There were four more presents left after Dobby’s odd socks, one of which was Ron’s. Harry opened the box-shaped one first. It contained a pair of black shoes that had thick cushioned soles, a mesh body and silver stripes that reflected light (Hermione told Ron they were for running, which made him incredulous; Muggles had shoes just for running? What for?!).

“Thanks, Dad,” said Harry sardonically as he held up the shoes. Then he placed them to the side and picked up a hefty-looking parcel that was from Sirius.

“Don’t bother,” said Sherlock, after putting away the profoundly disturbed look that formed on his face when Harry called him ‘Dad’. “It’s just high-end Quidditch Gear.”

“How do you know that?” Sirius demanded.

“I followed you,” said Sherlock.

“I saw no one,” Sirius protested.

“That is what you may expect to see when I follow you,” said Sherlock haughtily.

Harry opened the gift anyway. As Sherlock said, it contained a trunk of Quidditch equipment: all four balls, with the Bludgers chained to the bottom and the Snitch locked inside an inner compartment; a pair of Beaters bats and polish to clean them. There was also a small mirror.

“It’s a two-way mirror,” said Sirius. “James and I used to use them when we were in separate detentions.”

“This is great,” said Harry happily. “So you’ve got the other one of the pair?”

“Yep,” said Sirius. “If you need to speak to me, just say my name into it; you’ll appear in my mirror and I’ll be able to talk in yours. We have phones now, I know, but it doesn’t hurt to have a backup plan.”

“I agree,” said Lupin. “Anyway, Sherlock, why did you say to not bother with the Quidditch equipment?”

“Yeah, what’s up with that?” asked Sirius.

“He’s quitting the team,” said Sherlock matter-of-factly.

“WHAT?!” Ron, Fred, George, and Ginny shouted.

“You’re lying!” howled Sirius.

“He’s not,” Harry mumbled very quietly, without looking at anyone.

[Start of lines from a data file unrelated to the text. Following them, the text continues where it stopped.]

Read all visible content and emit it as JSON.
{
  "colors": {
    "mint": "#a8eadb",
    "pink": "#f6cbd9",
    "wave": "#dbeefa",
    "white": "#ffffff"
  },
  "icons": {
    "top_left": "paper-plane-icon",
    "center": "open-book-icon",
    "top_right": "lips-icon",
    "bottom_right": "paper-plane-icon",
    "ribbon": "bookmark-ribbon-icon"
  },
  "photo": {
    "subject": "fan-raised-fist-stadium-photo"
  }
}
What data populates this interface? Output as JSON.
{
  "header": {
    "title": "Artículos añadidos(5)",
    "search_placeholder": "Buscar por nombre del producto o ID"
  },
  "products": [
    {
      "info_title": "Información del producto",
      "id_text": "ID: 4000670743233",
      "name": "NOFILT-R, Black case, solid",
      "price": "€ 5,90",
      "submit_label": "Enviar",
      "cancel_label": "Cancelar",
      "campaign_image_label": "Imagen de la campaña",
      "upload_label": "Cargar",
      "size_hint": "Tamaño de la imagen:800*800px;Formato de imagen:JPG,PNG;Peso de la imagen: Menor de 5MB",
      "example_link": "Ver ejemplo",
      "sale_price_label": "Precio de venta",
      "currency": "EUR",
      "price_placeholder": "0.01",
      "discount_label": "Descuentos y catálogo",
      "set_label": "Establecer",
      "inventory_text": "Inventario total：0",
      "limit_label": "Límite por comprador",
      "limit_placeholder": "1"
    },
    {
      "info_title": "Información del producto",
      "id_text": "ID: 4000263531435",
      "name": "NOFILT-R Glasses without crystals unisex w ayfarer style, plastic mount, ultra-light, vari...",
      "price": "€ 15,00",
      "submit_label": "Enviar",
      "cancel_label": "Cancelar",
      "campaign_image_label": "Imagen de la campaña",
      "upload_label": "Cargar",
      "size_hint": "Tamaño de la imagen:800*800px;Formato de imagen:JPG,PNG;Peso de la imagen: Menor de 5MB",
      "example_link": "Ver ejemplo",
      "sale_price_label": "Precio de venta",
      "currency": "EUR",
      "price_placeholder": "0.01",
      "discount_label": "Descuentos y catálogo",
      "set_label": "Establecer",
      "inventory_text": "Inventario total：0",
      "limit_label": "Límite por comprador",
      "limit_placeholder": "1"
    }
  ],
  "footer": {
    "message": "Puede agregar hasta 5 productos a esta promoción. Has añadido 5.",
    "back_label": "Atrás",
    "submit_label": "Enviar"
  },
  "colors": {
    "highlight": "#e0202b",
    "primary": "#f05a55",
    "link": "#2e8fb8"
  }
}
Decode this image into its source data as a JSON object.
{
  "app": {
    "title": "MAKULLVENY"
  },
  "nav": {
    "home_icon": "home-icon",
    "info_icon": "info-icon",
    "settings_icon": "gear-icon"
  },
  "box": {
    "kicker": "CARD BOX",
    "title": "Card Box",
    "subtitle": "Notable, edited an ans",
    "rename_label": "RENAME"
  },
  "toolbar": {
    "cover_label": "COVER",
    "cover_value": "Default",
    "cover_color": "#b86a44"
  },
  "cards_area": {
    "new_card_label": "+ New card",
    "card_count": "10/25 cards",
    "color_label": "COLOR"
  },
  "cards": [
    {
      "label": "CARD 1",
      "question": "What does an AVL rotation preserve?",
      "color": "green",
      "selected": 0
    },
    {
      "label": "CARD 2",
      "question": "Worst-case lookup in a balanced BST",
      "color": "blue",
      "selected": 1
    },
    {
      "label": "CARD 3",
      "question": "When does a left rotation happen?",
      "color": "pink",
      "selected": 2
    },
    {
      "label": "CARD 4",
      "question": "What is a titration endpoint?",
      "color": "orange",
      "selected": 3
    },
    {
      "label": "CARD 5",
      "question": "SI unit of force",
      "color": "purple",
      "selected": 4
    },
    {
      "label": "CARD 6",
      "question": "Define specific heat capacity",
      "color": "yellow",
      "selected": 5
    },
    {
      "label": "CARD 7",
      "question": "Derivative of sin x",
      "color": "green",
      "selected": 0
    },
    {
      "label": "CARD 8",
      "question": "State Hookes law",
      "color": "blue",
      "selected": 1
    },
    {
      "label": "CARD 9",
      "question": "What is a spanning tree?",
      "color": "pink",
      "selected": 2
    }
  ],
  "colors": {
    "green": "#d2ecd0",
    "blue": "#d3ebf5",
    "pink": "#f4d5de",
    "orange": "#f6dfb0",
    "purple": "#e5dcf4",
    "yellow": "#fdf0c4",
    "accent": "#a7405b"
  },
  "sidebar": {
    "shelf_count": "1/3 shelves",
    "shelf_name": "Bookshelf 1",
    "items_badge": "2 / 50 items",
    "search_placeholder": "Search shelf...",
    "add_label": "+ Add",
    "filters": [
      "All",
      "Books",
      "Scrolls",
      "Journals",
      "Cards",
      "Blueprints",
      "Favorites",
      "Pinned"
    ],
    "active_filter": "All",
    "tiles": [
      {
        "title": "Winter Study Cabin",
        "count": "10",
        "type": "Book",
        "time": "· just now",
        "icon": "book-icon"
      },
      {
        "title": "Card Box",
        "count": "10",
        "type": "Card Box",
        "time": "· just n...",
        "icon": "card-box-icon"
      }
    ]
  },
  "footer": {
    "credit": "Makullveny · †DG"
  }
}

“Why?!” Ron cried. “You love Quidditch! You’re the best Seeker I’ve ever seen! Even Krum’s got nothing on you!”

“I’m not, and I really don’t want to quit,” said Harry miserably. “But I need the time to prepare.”

A hush fell in the living room after that statement. For a long beat, only the sound of the crackling fire and Benedict quietly whimpering could be heard.

“…Sherlock told you to quit, didn’t he?” said Sirius, scowling heavily. “You know, your father would’ve never let anyone stop him from having fun. You don’t have to do everything he says. He’s not right all the time.”

Harry flinched. Then he turned to look at John, who was still fast asleep.

“How amusing,” Sherlock said coldly.

“What is?” demanded Sirius.

“You,” drawled Sherlock. “Dumbledore will be quite pleased to know that you and Snape, for once, are in agreement.”

Sirius drew out his wand furiously.

Stop it!” said Harry, jumping in between the two men. “No one’s forcing me! I thought about it, and made up my mind on my own!”

“But he’s influenced you!” growled Sirius. “He’s turning you into someone you’re not! You—”

“Sirius, this is not the time,” Lupin interrupted.

“But Remus…!” Sirius started to protest.

Padfoot!” said Lupin sharply. “Sit. Down.”

Sirius sat down.

There was an awkward silence. Ron shivered as the chill within the group seemed to seep into the very atmosphere, despite the lit fire.

Harry walked over to John and nudged again. Then he flicked his eyes at the fire, which seemed to diminish before their eyes, and a look of horrified realisation dawned on his pallid face.

“Dementors…!” he whispered.

“What, here?!” Dad exclaimed. “But that can’t be! Not here in—”

Harry shot out of the flat, wand drawn, ignoring all protest. Ron followed after him.

A heavy downpour was battering the pavement outside, and Ron soon found himself drenched. Heedless of the wet and cold, Harry cast his eyes about, searching the dark streets determinately. Ron wondered how Harry could see anything, as all the street lights in the vicinity were out.

Suddenly, as though sensing something, Harry looked up. Ron looked up, too, and saw, very dimly, a crowd of tall dark shadows hovering on the roof of 221B.

Ron felt his heart jump to his throat when the shadows fell upon them like a nightmare.

Then he was falling … endlessly falling … in cold, mind-numbing despair…

But then he heard someone yell:

Expecto Patronum!